[SOURCE MATERIAL Boundary: Start]
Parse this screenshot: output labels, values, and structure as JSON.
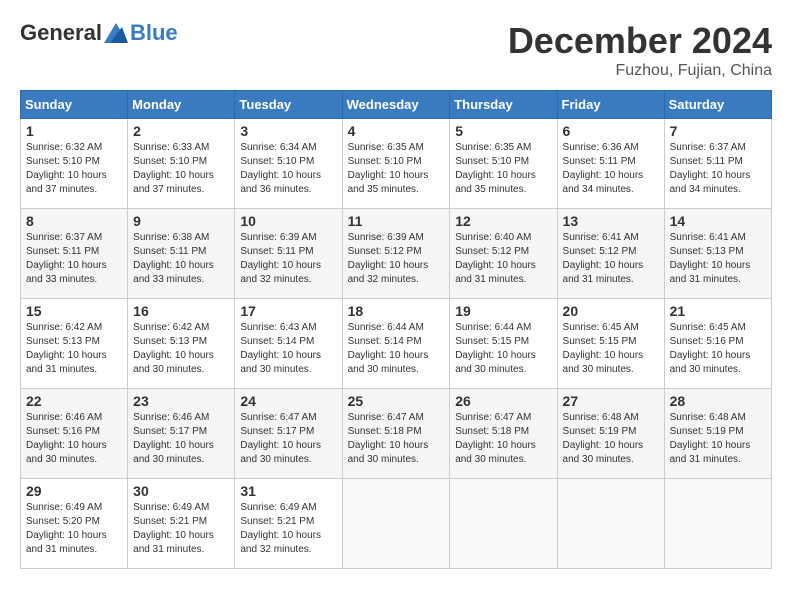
{
  "logo": {
    "general": "General",
    "blue": "Blue"
  },
  "header": {
    "title": "December 2024",
    "subtitle": "Fuzhou, Fujian, China"
  },
  "weekdays": [
    "Sunday",
    "Monday",
    "Tuesday",
    "Wednesday",
    "Thursday",
    "Friday",
    "Saturday"
  ],
  "weeks": [
    [
      {
        "day": "1",
        "sunrise": "6:32 AM",
        "sunset": "5:10 PM",
        "daylight": "10 hours and 37 minutes."
      },
      {
        "day": "2",
        "sunrise": "6:33 AM",
        "sunset": "5:10 PM",
        "daylight": "10 hours and 37 minutes."
      },
      {
        "day": "3",
        "sunrise": "6:34 AM",
        "sunset": "5:10 PM",
        "daylight": "10 hours and 36 minutes."
      },
      {
        "day": "4",
        "sunrise": "6:35 AM",
        "sunset": "5:10 PM",
        "daylight": "10 hours and 35 minutes."
      },
      {
        "day": "5",
        "sunrise": "6:35 AM",
        "sunset": "5:10 PM",
        "daylight": "10 hours and 35 minutes."
      },
      {
        "day": "6",
        "sunrise": "6:36 AM",
        "sunset": "5:11 PM",
        "daylight": "10 hours and 34 minutes."
      },
      {
        "day": "7",
        "sunrise": "6:37 AM",
        "sunset": "5:11 PM",
        "daylight": "10 hours and 34 minutes."
      }
    ],
    [
      {
        "day": "8",
        "sunrise": "6:37 AM",
        "sunset": "5:11 PM",
        "daylight": "10 hours and 33 minutes."
      },
      {
        "day": "9",
        "sunrise": "6:38 AM",
        "sunset": "5:11 PM",
        "daylight": "10 hours and 33 minutes."
      },
      {
        "day": "10",
        "sunrise": "6:39 AM",
        "sunset": "5:11 PM",
        "daylight": "10 hours and 32 minutes."
      },
      {
        "day": "11",
        "sunrise": "6:39 AM",
        "sunset": "5:12 PM",
        "daylight": "10 hours and 32 minutes."
      },
      {
        "day": "12",
        "sunrise": "6:40 AM",
        "sunset": "5:12 PM",
        "daylight": "10 hours and 31 minutes."
      },
      {
        "day": "13",
        "sunrise": "6:41 AM",
        "sunset": "5:12 PM",
        "daylight": "10 hours and 31 minutes."
      },
      {
        "day": "14",
        "sunrise": "6:41 AM",
        "sunset": "5:13 PM",
        "daylight": "10 hours and 31 minutes."
      }
    ],
    [
      {
        "day": "15",
        "sunrise": "6:42 AM",
        "sunset": "5:13 PM",
        "daylight": "10 hours and 31 minutes."
      },
      {
        "day": "16",
        "sunrise": "6:42 AM",
        "sunset": "5:13 PM",
        "daylight": "10 hours and 30 minutes."
      },
      {
        "day": "17",
        "sunrise": "6:43 AM",
        "sunset": "5:14 PM",
        "daylight": "10 hours and 30 minutes."
      },
      {
        "day": "18",
        "sunrise": "6:44 AM",
        "sunset": "5:14 PM",
        "daylight": "10 hours and 30 minutes."
      },
      {
        "day": "19",
        "sunrise": "6:44 AM",
        "sunset": "5:15 PM",
        "daylight": "10 hours and 30 minutes."
      },
      {
        "day": "20",
        "sunrise": "6:45 AM",
        "sunset": "5:15 PM",
        "daylight": "10 hours and 30 minutes."
      },
      {
        "day": "21",
        "sunrise": "6:45 AM",
        "sunset": "5:16 PM",
        "daylight": "10 hours and 30 minutes."
      }
    ],
    [
      {
        "day": "22",
        "sunrise": "6:46 AM",
        "sunset": "5:16 PM",
        "daylight": "10 hours and 30 minutes."
      },
      {
        "day": "23",
        "sunrise": "6:46 AM",
        "sunset": "5:17 PM",
        "daylight": "10 hours and 30 minutes."
      },
      {
        "day": "24",
        "sunrise": "6:47 AM",
        "sunset": "5:17 PM",
        "daylight": "10 hours and 30 minutes."
      },
      {
        "day": "25",
        "sunrise": "6:47 AM",
        "sunset": "5:18 PM",
        "daylight": "10 hours and 30 minutes."
      },
      {
        "day": "26",
        "sunrise": "6:47 AM",
        "sunset": "5:18 PM",
        "daylight": "10 hours and 30 minutes."
      },
      {
        "day": "27",
        "sunrise": "6:48 AM",
        "sunset": "5:19 PM",
        "daylight": "10 hours and 30 minutes."
      },
      {
        "day": "28",
        "sunrise": "6:48 AM",
        "sunset": "5:19 PM",
        "daylight": "10 hours and 31 minutes."
      }
    ],
    [
      {
        "day": "29",
        "sunrise": "6:49 AM",
        "sunset": "5:20 PM",
        "daylight": "10 hours and 31 minutes."
      },
      {
        "day": "30",
        "sunrise": "6:49 AM",
        "sunset": "5:21 PM",
        "daylight": "10 hours and 31 minutes."
      },
      {
        "day": "31",
        "sunrise": "6:49 AM",
        "sunset": "5:21 PM",
        "daylight": "10 hours and 32 minutes."
      },
      null,
      null,
      null,
      null
    ]
  ],
  "labels": {
    "sunrise": "Sunrise:",
    "sunset": "Sunset:",
    "daylight": "Daylight:"
  }
}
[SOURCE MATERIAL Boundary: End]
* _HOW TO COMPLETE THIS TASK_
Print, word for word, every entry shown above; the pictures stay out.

* _RESPONSE TO THIS EXERCISE_
Parse this screenshot: output labels, values, and structure as JSON.
{
  "logo": {
    "general": "General",
    "blue": "Blue"
  },
  "header": {
    "title": "December 2024",
    "subtitle": "Fuzhou, Fujian, China"
  },
  "weekdays": [
    "Sunday",
    "Monday",
    "Tuesday",
    "Wednesday",
    "Thursday",
    "Friday",
    "Saturday"
  ],
  "weeks": [
    [
      {
        "day": "1",
        "sunrise": "6:32 AM",
        "sunset": "5:10 PM",
        "daylight": "10 hours and 37 minutes."
      },
      {
        "day": "2",
        "sunrise": "6:33 AM",
        "sunset": "5:10 PM",
        "daylight": "10 hours and 37 minutes."
      },
      {
        "day": "3",
        "sunrise": "6:34 AM",
        "sunset": "5:10 PM",
        "daylight": "10 hours and 36 minutes."
      },
      {
        "day": "4",
        "sunrise": "6:35 AM",
        "sunset": "5:10 PM",
        "daylight": "10 hours and 35 minutes."
      },
      {
        "day": "5",
        "sunrise": "6:35 AM",
        "sunset": "5:10 PM",
        "daylight": "10 hours and 35 minutes."
      },
      {
        "day": "6",
        "sunrise": "6:36 AM",
        "sunset": "5:11 PM",
        "daylight": "10 hours and 34 minutes."
      },
      {
        "day": "7",
        "sunrise": "6:37 AM",
        "sunset": "5:11 PM",
        "daylight": "10 hours and 34 minutes."
      }
    ],
    [
      {
        "day": "8",
        "sunrise": "6:37 AM",
        "sunset": "5:11 PM",
        "daylight": "10 hours and 33 minutes."
      },
      {
        "day": "9",
        "sunrise": "6:38 AM",
        "sunset": "5:11 PM",
        "daylight": "10 hours and 33 minutes."
      },
      {
        "day": "10",
        "sunrise": "6:39 AM",
        "sunset": "5:11 PM",
        "daylight": "10 hours and 32 minutes."
      },
      {
        "day": "11",
        "sunrise": "6:39 AM",
        "sunset": "5:12 PM",
        "daylight": "10 hours and 32 minutes."
      },
      {
        "day": "12",
        "sunrise": "6:40 AM",
        "sunset": "5:12 PM",
        "daylight": "10 hours and 31 minutes."
      },
      {
        "day": "13",
        "sunrise": "6:41 AM",
        "sunset": "5:12 PM",
        "daylight": "10 hours and 31 minutes."
      },
      {
        "day": "14",
        "sunrise": "6:41 AM",
        "sunset": "5:13 PM",
        "daylight": "10 hours and 31 minutes."
      }
    ],
    [
      {
        "day": "15",
        "sunrise": "6:42 AM",
        "sunset": "5:13 PM",
        "daylight": "10 hours and 31 minutes."
      },
      {
        "day": "16",
        "sunrise": "6:42 AM",
        "sunset": "5:13 PM",
        "daylight": "10 hours and 30 minutes."
      },
      {
        "day": "17",
        "sunrise": "6:43 AM",
        "sunset": "5:14 PM",
        "daylight": "10 hours and 30 minutes."
      },
      {
        "day": "18",
        "sunrise": "6:44 AM",
        "sunset": "5:14 PM",
        "daylight": "10 hours and 30 minutes."
      },
      {
        "day": "19",
        "sunrise": "6:44 AM",
        "sunset": "5:15 PM",
        "daylight": "10 hours and 30 minutes."
      },
      {
        "day": "20",
        "sunrise": "6:45 AM",
        "sunset": "5:15 PM",
        "daylight": "10 hours and 30 minutes."
      },
      {
        "day": "21",
        "sunrise": "6:45 AM",
        "sunset": "5:16 PM",
        "daylight": "10 hours and 30 minutes."
      }
    ],
    [
      {
        "day": "22",
        "sunrise": "6:46 AM",
        "sunset": "5:16 PM",
        "daylight": "10 hours and 30 minutes."
      },
      {
        "day": "23",
        "sunrise": "6:46 AM",
        "sunset": "5:17 PM",
        "daylight": "10 hours and 30 minutes."
      },
      {
        "day": "24",
        "sunrise": "6:47 AM",
        "sunset": "5:17 PM",
        "daylight": "10 hours and 30 minutes."
      },
      {
        "day": "25",
        "sunrise": "6:47 AM",
        "sunset": "5:18 PM",
        "daylight": "10 hours and 30 minutes."
      },
      {
        "day": "26",
        "sunrise": "6:47 AM",
        "sunset": "5:18 PM",
        "daylight": "10 hours and 30 minutes."
      },
      {
        "day": "27",
        "sunrise": "6:48 AM",
        "sunset": "5:19 PM",
        "daylight": "10 hours and 30 minutes."
      },
      {
        "day": "28",
        "sunrise": "6:48 AM",
        "sunset": "5:19 PM",
        "daylight": "10 hours and 31 minutes."
      }
    ],
    [
      {
        "day": "29",
        "sunrise": "6:49 AM",
        "sunset": "5:20 PM",
        "daylight": "10 hours and 31 minutes."
      },
      {
        "day": "30",
        "sunrise": "6:49 AM",
        "sunset": "5:21 PM",
        "daylight": "10 hours and 31 minutes."
      },
      {
        "day": "31",
        "sunrise": "6:49 AM",
        "sunset": "5:21 PM",
        "daylight": "10 hours and 32 minutes."
      },
      null,
      null,
      null,
      null
    ]
  ],
  "labels": {
    "sunrise": "Sunrise:",
    "sunset": "Sunset:",
    "daylight": "Daylight:"
  }
}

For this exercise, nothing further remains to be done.